Lesson 11: Writing Non-Fiction and Writing for Magazines
An analysis of good and poor examples of specialty books; an examination of today's most popular specialty book categories, including pop-up books, puzzle and game books, poetry and verse, and plays.
Lesson 12: Developing a Writing Project Proposal
Non-fiction categories; doing research; non-fiction writing techniques; quoting, paraphrasing, and documenting sources; writing and submitting to magazines.
Lesson 13: Writing Skills I: Creating Characters
Choosing the subject and target audience; selecting an age-appropriate genre; organizing your ideas; summarizing your story.
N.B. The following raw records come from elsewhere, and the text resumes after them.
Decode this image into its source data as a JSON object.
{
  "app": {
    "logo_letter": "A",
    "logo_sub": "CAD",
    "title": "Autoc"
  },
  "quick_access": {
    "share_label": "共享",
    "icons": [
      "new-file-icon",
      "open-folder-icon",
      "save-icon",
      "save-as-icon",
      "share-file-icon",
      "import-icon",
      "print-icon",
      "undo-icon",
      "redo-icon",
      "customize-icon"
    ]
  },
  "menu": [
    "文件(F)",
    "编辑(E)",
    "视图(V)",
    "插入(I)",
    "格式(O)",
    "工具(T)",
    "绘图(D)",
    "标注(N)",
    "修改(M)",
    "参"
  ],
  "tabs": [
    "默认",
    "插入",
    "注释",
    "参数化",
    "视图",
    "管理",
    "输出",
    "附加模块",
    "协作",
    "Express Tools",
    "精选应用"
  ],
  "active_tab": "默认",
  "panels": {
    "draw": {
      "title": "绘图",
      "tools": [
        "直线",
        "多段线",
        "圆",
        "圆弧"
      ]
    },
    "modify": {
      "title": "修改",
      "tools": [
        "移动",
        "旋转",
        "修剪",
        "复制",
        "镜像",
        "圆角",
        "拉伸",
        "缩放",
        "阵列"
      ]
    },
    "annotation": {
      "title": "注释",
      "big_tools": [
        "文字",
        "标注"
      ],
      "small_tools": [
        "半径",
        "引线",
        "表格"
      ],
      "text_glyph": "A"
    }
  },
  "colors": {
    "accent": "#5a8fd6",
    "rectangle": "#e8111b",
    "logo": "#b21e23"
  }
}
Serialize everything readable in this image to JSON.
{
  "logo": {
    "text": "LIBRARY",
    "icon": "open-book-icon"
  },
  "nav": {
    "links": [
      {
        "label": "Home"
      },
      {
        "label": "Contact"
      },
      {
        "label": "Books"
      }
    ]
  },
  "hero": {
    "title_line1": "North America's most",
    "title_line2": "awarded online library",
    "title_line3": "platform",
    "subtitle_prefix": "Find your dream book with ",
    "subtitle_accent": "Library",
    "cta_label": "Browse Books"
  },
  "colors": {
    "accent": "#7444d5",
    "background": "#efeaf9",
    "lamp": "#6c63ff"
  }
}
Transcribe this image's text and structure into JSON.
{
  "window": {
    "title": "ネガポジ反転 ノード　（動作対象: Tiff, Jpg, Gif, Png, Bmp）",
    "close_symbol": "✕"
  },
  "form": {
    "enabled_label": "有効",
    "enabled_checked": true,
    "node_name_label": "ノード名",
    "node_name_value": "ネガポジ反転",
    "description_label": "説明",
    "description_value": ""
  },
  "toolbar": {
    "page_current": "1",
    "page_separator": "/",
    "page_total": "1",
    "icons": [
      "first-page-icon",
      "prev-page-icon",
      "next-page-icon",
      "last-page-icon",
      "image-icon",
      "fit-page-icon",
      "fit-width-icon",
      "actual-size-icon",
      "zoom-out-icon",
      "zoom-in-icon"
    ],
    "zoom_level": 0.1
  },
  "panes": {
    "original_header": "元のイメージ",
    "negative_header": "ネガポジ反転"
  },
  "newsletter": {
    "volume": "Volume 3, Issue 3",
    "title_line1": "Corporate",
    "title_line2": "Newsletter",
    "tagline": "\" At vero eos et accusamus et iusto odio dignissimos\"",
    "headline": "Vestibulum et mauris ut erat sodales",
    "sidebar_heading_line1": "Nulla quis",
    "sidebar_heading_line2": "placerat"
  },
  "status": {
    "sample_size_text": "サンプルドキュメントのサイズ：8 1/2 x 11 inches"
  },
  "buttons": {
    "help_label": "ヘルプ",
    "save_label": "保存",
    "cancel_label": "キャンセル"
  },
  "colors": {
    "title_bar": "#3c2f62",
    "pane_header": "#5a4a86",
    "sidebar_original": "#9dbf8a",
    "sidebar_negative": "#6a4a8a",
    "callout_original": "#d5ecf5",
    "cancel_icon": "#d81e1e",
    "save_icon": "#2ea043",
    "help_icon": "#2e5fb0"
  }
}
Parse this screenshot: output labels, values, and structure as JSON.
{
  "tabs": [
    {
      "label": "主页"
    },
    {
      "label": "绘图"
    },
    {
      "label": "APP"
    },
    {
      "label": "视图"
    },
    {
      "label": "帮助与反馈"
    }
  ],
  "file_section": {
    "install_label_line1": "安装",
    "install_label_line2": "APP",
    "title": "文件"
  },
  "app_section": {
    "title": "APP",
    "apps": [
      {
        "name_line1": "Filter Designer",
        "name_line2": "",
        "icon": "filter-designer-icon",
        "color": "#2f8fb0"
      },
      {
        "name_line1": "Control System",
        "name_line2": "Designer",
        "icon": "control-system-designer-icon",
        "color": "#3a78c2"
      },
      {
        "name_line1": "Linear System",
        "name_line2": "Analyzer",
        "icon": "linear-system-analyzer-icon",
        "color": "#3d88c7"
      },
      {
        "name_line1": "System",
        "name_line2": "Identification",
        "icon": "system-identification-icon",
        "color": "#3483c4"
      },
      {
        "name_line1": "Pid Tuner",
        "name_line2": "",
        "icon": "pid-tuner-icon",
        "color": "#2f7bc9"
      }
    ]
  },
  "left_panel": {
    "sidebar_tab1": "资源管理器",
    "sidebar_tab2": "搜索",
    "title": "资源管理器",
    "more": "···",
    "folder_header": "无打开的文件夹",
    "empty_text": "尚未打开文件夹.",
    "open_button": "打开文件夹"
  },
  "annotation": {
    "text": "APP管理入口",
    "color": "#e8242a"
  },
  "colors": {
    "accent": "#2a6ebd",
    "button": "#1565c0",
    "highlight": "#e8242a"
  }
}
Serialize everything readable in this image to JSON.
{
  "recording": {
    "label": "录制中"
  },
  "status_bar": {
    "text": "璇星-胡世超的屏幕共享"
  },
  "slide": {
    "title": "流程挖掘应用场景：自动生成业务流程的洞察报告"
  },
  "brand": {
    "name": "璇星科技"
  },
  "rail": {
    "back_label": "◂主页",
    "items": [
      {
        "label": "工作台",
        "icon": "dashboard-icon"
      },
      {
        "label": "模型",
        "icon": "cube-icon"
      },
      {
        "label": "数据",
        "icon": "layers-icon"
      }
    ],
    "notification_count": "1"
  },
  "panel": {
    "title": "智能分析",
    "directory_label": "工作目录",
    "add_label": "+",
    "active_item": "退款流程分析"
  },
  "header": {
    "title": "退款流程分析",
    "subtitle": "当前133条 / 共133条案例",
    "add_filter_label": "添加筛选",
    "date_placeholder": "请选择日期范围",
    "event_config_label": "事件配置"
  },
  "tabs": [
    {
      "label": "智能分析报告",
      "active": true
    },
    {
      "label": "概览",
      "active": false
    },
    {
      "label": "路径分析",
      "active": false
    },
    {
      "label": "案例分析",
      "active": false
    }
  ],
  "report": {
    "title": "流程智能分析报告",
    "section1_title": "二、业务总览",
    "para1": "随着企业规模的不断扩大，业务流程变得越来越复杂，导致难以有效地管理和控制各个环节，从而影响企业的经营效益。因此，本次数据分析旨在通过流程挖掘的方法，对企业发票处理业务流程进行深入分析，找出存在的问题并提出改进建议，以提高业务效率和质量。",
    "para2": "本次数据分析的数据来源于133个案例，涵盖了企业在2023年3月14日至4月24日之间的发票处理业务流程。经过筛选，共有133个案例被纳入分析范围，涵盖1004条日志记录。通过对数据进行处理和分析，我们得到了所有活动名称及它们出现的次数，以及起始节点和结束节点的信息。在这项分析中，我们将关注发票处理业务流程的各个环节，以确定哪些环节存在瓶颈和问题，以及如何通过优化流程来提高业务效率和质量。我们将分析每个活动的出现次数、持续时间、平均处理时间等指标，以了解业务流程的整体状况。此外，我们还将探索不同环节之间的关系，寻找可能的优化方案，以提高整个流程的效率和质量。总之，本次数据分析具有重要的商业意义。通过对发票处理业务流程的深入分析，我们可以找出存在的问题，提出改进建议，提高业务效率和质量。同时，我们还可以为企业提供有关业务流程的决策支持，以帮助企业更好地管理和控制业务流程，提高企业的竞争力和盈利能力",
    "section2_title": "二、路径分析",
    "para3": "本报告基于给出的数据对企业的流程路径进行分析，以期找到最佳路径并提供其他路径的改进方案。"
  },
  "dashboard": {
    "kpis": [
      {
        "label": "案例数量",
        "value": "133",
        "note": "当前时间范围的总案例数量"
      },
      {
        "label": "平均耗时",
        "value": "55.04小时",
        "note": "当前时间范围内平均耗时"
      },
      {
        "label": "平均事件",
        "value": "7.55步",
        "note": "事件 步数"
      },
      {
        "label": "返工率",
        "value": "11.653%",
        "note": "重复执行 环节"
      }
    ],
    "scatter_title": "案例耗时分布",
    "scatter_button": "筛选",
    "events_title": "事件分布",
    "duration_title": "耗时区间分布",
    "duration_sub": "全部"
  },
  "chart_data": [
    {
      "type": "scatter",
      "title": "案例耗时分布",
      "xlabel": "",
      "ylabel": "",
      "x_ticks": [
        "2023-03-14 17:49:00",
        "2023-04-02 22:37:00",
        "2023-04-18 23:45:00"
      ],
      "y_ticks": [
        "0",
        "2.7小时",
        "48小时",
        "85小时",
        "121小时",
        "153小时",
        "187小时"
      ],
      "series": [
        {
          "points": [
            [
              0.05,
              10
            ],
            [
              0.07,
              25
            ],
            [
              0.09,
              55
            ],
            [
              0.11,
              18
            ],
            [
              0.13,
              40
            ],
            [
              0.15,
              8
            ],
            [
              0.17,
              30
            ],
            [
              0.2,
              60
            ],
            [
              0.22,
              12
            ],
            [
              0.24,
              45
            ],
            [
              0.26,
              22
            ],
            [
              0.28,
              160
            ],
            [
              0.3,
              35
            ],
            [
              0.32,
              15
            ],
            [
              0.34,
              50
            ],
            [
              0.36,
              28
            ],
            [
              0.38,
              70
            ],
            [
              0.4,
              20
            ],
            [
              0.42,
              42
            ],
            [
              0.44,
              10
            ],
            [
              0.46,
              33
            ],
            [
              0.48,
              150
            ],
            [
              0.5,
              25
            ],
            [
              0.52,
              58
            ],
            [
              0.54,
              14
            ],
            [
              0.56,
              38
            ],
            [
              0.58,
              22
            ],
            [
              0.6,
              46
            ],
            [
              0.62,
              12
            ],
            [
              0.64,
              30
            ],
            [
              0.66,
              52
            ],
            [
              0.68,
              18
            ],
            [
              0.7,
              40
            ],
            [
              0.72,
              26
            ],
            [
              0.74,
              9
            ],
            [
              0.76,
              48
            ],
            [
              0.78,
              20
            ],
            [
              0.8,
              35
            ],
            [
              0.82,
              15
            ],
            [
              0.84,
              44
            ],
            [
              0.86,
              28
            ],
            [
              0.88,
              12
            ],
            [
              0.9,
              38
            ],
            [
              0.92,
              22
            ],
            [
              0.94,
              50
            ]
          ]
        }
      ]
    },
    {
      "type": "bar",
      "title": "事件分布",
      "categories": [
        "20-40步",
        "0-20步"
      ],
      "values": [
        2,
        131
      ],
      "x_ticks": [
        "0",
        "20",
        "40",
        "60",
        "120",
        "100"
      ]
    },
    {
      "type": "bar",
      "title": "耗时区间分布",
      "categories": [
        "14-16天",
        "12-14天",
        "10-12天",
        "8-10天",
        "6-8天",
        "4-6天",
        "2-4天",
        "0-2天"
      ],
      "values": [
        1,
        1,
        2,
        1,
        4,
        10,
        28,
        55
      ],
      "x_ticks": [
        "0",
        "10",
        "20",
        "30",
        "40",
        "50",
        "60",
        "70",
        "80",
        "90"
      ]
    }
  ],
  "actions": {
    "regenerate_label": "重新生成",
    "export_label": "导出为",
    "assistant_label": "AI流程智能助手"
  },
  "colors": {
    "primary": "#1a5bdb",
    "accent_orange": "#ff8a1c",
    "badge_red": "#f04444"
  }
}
You'll submit a writing project idea for evaluation by your instructor.
Lesson 14: Writing Skills II: Developing the Plot
Practical procedures and special techniques for developing believable characters; making your characters memorable through description and dialogue; establishing a unique point of
Lesson 15: Writing Skills III: Saying It with Style
Practical exercises for developing the theme, setting, plot, and other vital story components; sequencing descriptive action; developing conflict and suspense; keeping the action going.
Lesson 16: Writing the First Draft
Techniques for improving your literary exposition skills; choosing the right words; using dialogue effectively; adding sensory language; developing your own voice and style; using humor.
Lesson 17: Revising and Rewriting: Part I
Getting motivated; avoiding procrastination; pacing yourself. Using the techniques you learned in previous lessons, you'll produce and submit a rough draft of your selected writing
Lesson 18: Revising and Rewriting: Part II
Organizing your ideas; maintaining focus; development; style; unity; coherence; practical revision exercises and techniques. You'll revise your initial draft using the skills you learn in this lesson.
Lesson 19: Editing and Proofreading
How the revision process works; analyzing material as you go; revision exercises; checklists. You'll use your instructor's evaluation and suggestions from your first draft to improve and strengthen your writing project.
Lesson 20: Preparing your Manuscript for Submission
Grammar review; exercises to improve your editing skills; using editing and proofreading checklists. You'll apply the skills you learn in this lesson to edit and proofread the latest draft of your writing project.
Lesson 21: Preparing your Manuscript for Publication
What editors want; finding your niche; identifying potential publishers; proper submission format; preparing query and cover letters; dealing with rejection. To accompany your final manuscript draft, you'll write a cover letter to be evaluated by your instructor.
What to expect if a manuscript is accepted; understanding publishing contracts; copy editing; looking at and revising galley proofs; expected earnings; subsidiary rights.
Close Curriculum Details
What You Get
Complete your Writing for Children course online on your terms. Start when you’re ready, study at your own pace and get personal guidance as you need it. We’ve removed the obstacles so you can move ahead fast!
Our course combines a balance of theoretical concepts and practical application. Your tuition covers:
- Beautifully illustrated textbook
- The Elements of Style
- Children’s Writer’s & Illustrator’s Market
- Two popular children’s books
- Critiques of your writing by an instructor-author
- Online, open-book exams
- Dedicated academic support and tutoring
- Career search and time management guides
- Participation in the Student Community
- Career Services powered by CareerBuilder®
Graduates of our online Writing for Children course receive a diploma and may attend our annual graduation ceremony. Your career diploma in Writing for Children will teach you how to turn your creative aspirations into a fulfilling career as an author.
Share your stories with the world! Begin your Writing for Children course today. Speak with an Admissions Advisor at 1-800-957-5412 or enroll online now.